Virginia Beach says rural home is no place for Buddhist center
By RICHARD QUINN, The Virginian-Pilot, September 4, 2007
VIRGINIA BEACH, Va. (USA) -- Is it a home? Or a house of worship? A four-acre ranch near the corner of Princess Anne and West Neck roads is both, and the ambiguity has created a face-off between religion and regulation in the rural fields of Pungo.
Meditative services were held there, then holiday celebrations. Cars pulled up often. Portable bathrooms were set up one weekend. One day, a tour bus showed up. Neighbors complained and, in January, master monk Thanh Cong Doan asked the city to allow the Buddhist Education Center of America Inc. to operate out of his home.
And so, at last week's City Council meeting, church met state.
"What it really comes down to... is does this council have the right to say nobody can come to visit people's homes?" Councilman Bob Dyer asked at the meeting. "Do we have the right?"
The answer was: yes, kind of.
Council acquiesced to services continuing at the home for 12 months. But it decided a religious use inside a single-family house in Pungo, the gateway to the city's rural neighborhoods, was inappropriate and urged Doan to find a new place to hold services.
Several council members said they were uncomfortable with Doan's original request to build a 6,000-square-foot pagoda on the front lawn. That idea was dropped when neighbors complained.
"As long as they're living there and doing typical residential things, that's absolutely acceptable," said Councilwoman Barbara Henley, who represents the rural Princess Anne district. " It's the organized services there that have triggered the need for the use permit."
The council approved the permit, temporarily, but the monks don't plan to move anytime soon.
They relocated last year, from Kempsville to Pungo. They now plan to spend the next year convincing residents and council members that they can be a good neighbor.
Through translator Abbie Tang, a producer at WAVY-TV, monks Chuc Thanh and Chuc Hoi said they will use the year to prove their services are quiet, meditative sessions.
Under the rules of their permit, they may hold services three hours on Sundays and three holidays a year. Crowd sizes are limited to 20 people on Sundays and 50 for holidays.
"The year is fine," Tang translated for the monks. "Within that year, at least they have the opportunity to change some minds. This is their work."
It won't be easy.
More than 100 neighbors signed a petition opposing the permit to pray. A half-dozen or so spoke out at council and Planning Commission hearings.
Elected officials struggled to balance freedom of religion against neighbors' rights to maintain a rural lifestyle. Both were viewed through the lens of the city's comprehensive planning document, which calls for Pungo and all lands south to remain an agricultural and residential district.
"We want it to be rural residential," said Dan Franken, a retired Navy captain and Doan's next-door neighbor.
"The fact that everyone is glomming onto religion is a red herring. It's a specious issue."

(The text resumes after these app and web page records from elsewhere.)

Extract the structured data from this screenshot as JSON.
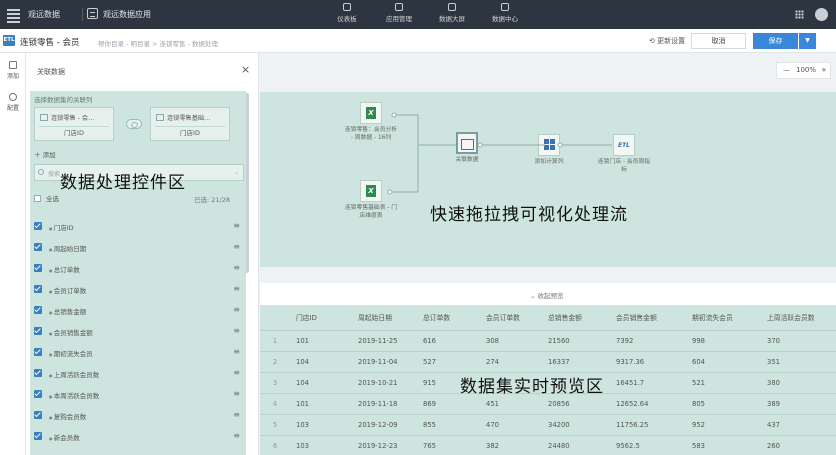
{
  "topbar": {
    "brand": "观远数据",
    "app": "观远数据应用",
    "nav": [
      "仪表板",
      "应用管理",
      "数据大屏",
      "数据中心"
    ]
  },
  "subbar": {
    "dataset_title": "连锁零售 - 会员",
    "breadcrumb": "帮你目录 - 明目录 > 连锁零售 - 数据处理",
    "reset": "更新设置",
    "cancel": "取消",
    "save": "保存"
  },
  "leftbar": {
    "add": "添加",
    "config": "配置"
  },
  "panel": {
    "title": "关联数据",
    "select_label": "选择数据集的关联列",
    "left_dataset": {
      "name": "连锁零售 - 会…",
      "field": "门店ID"
    },
    "right_dataset": {
      "name": "连锁零售基础…",
      "field": "门店ID"
    },
    "add": "添加",
    "search_placeholder": "搜索",
    "select_all": "全选",
    "selected_count": "已选: 21/28",
    "fields": [
      "门店ID",
      "周起始日期",
      "总订单数",
      "会员订单数",
      "总销售金额",
      "会员销售金额",
      "期初流失会员",
      "上周活跃会员数",
      "本周活跃会员数",
      "复购会员数",
      "新会员数"
    ]
  },
  "overlays": {
    "left": "数据处理控件区",
    "flow": "快速拖拉拽可视化处理流",
    "table": "数据集实时预览区"
  },
  "zoom": {
    "minus": "—",
    "level": "100%",
    "plus": "+"
  },
  "flow": {
    "nodes": [
      {
        "icon": "excel-icon",
        "label1": "连锁零售：会员分析",
        "label2": "- 周数据 - 16列"
      },
      {
        "icon": "excel-icon",
        "label1": "连锁零售基础表 - 门",
        "label2": "店维度表"
      },
      {
        "icon": "join-icon",
        "label1": "关联数据",
        "label2": ""
      },
      {
        "icon": "calc-icon",
        "label1": "添加计算列",
        "label2": ""
      },
      {
        "icon": "etl-icon",
        "label1": "连锁门店 - 会员周指",
        "label2": "标"
      }
    ]
  },
  "preview": {
    "collapse": "收起预览",
    "columns": [
      "门店ID",
      "周起始日期",
      "总订单数",
      "会员订单数",
      "总销售金额",
      "会员销售金额",
      "期初流失会员",
      "上周活跃会员数"
    ],
    "rows": [
      [
        "1",
        "101",
        "2019-11-25",
        "616",
        "308",
        "21560",
        "7392",
        "998",
        "370"
      ],
      [
        "2",
        "104",
        "2019-11-04",
        "527",
        "274",
        "16337",
        "9317.36",
        "604",
        "351"
      ],
      [
        "3",
        "104",
        "2019-10-21",
        "915",
        "",
        "",
        "16451.7",
        "521",
        "380"
      ],
      [
        "4",
        "101",
        "2019-11-18",
        "869",
        "451",
        "20856",
        "12652.64",
        "805",
        "389"
      ],
      [
        "5",
        "103",
        "2019-12-09",
        "855",
        "470",
        "34200",
        "11756.25",
        "952",
        "437"
      ],
      [
        "6",
        "103",
        "2019-12-23",
        "765",
        "382",
        "24480",
        "9562.5",
        "583",
        "260"
      ]
    ]
  }
}
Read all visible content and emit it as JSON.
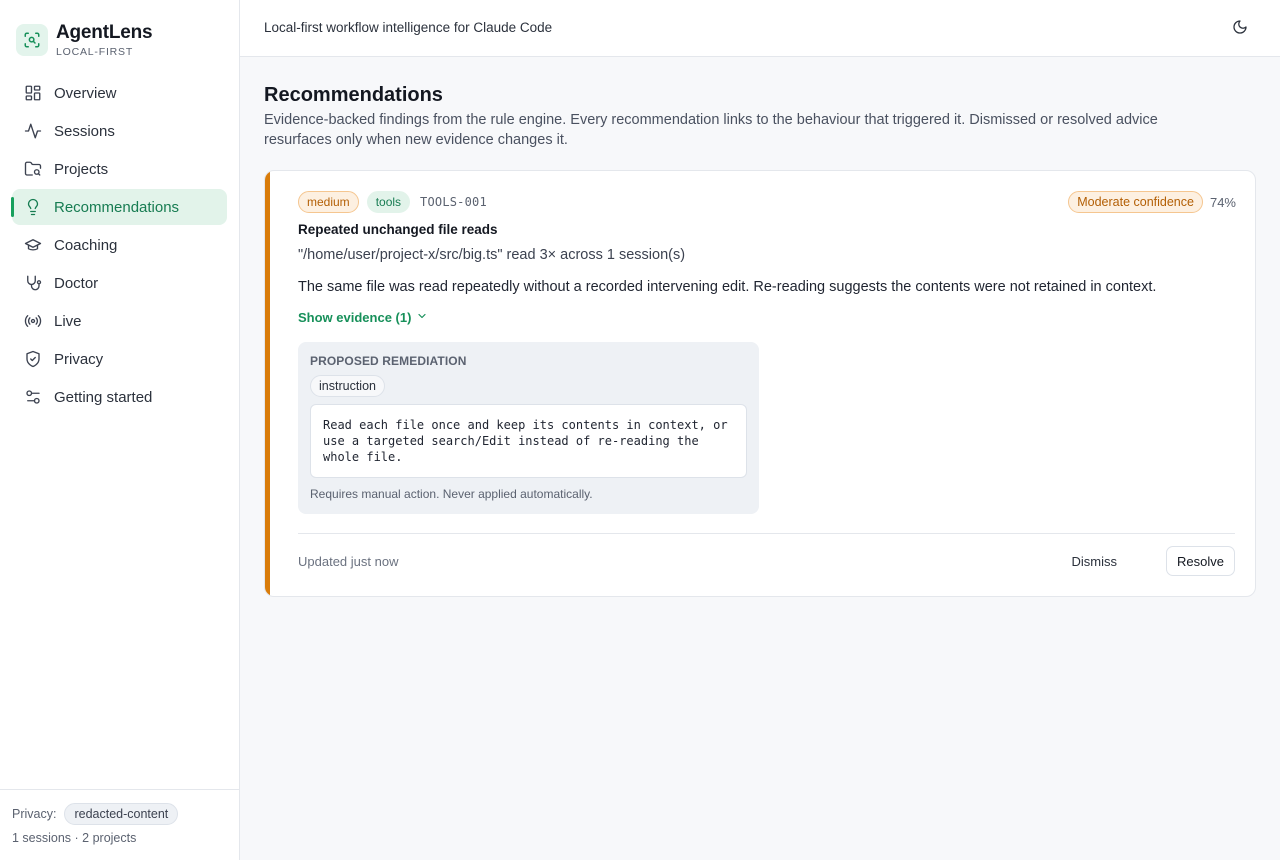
{
  "app": {
    "name": "AgentLens",
    "subtitle": "LOCAL-FIRST",
    "tagline": "Local-first workflow intelligence for Claude Code"
  },
  "sidebar": {
    "items": [
      {
        "label": "Overview",
        "icon": "grid-icon"
      },
      {
        "label": "Sessions",
        "icon": "activity-icon"
      },
      {
        "label": "Projects",
        "icon": "folder-icon"
      },
      {
        "label": "Recommendations",
        "icon": "lightbulb-icon",
        "active": true
      },
      {
        "label": "Coaching",
        "icon": "graduation-cap-icon"
      },
      {
        "label": "Doctor",
        "icon": "stethoscope-icon"
      },
      {
        "label": "Live",
        "icon": "radio-icon"
      },
      {
        "label": "Privacy",
        "icon": "shield-check-icon"
      },
      {
        "label": "Getting started",
        "icon": "sliders-icon"
      }
    ],
    "footer": {
      "privacy_label": "Privacy:",
      "privacy_mode": "redacted-content",
      "counts": "1 sessions · 2 projects"
    }
  },
  "page": {
    "title": "Recommendations",
    "description": "Evidence-backed findings from the rule engine. Every recommendation links to the behaviour that triggered it. Dismissed or resolved advice resurfaces only when new evidence changes it."
  },
  "recommendation": {
    "severity": "medium",
    "category": "tools",
    "code": "TOOLS-001",
    "confidence_label": "Moderate confidence",
    "confidence_pct": "74%",
    "title": "Repeated unchanged file reads",
    "summary": "\"/home/user/project-x/src/big.ts\" read 3× across 1 session(s)",
    "body": "The same file was read repeatedly without a recorded intervening edit. Re-reading suggests the contents were not retained in context.",
    "evidence_toggle": "Show evidence (1)",
    "remediation": {
      "heading": "PROPOSED REMEDIATION",
      "type": "instruction",
      "text": "Read each file once and keep its contents in context, or use a targeted search/Edit instead of re-reading the whole file.",
      "note": "Requires manual action. Never applied automatically."
    },
    "updated": "Updated just now",
    "dismiss_label": "Dismiss",
    "resolve_label": "Resolve"
  },
  "colors": {
    "accent": "#17a05d",
    "severity_medium": "#d97c0a"
  }
}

Not to Samantha Niezgoda, who also uses the Buddhist name Chuc Thanh Tam. Niezgoda thinks Doan may have been denied a full permit because his religion is not a more common, Christian, sect.
"Maybe that's the difference here," Niezgoda said, adding that more people gather for barbecues and Super Bowl parties than do for Doan's services.
Tariq Louka, an attorney for the monks, said he's spoken to a woman at the U.S. Department of Justice about the case. The official Louka talked to did not return phone calls last week from The Virginian-Pilot.
"It goes against what you're taught in fifth grade," Louka said while sipping tea with the monks.
"You have the freedom of religion, the freedom to assemble."
Louka said he will meet with Doan this week to decide what to do next. He said the monks could appeal the decision now or at the permit's expiration, arguing that it violates the federal Religious Land Use and Institutionalized Persons Act.
The 2000 law was crafted to protect religious freedom in the arenas of prison and land use, according to The Becket Fund for Religious Liberty.
Some thought the law could be a panacea for cases pitting religion against bureaucracy, said Robert O'Neil, director of The Thomas Jefferson Center for the Protection of Free Expression in Charlottesville.
But federal courts are divided on the law's application. The U.S. appeals court that covers Virginia cases hasn't weighed in with a decision on whether a city may require a use permit for a religious purpose, said Bill Macali, deputy city attorney.
"I always tell my church and state class fairly early," O'Neil said, "there is one sector in which you will all be surprised to learn how unsympathetic the jurisprudence is. And that's land use."
Virginia Beach City Council members had a closed-door briefing about the law before they voted on the monk's application.
In a later interview, Macali said the city is within its legal rights to require, and then deny, a use permit for a religious facility.
"Having people over to your house informally to talk about a common subject is one thing," he said.
"Having services, actual religious services, in your home ... would constitute a religious use, whether it's a church, synagogue or something like that. It's a fine line."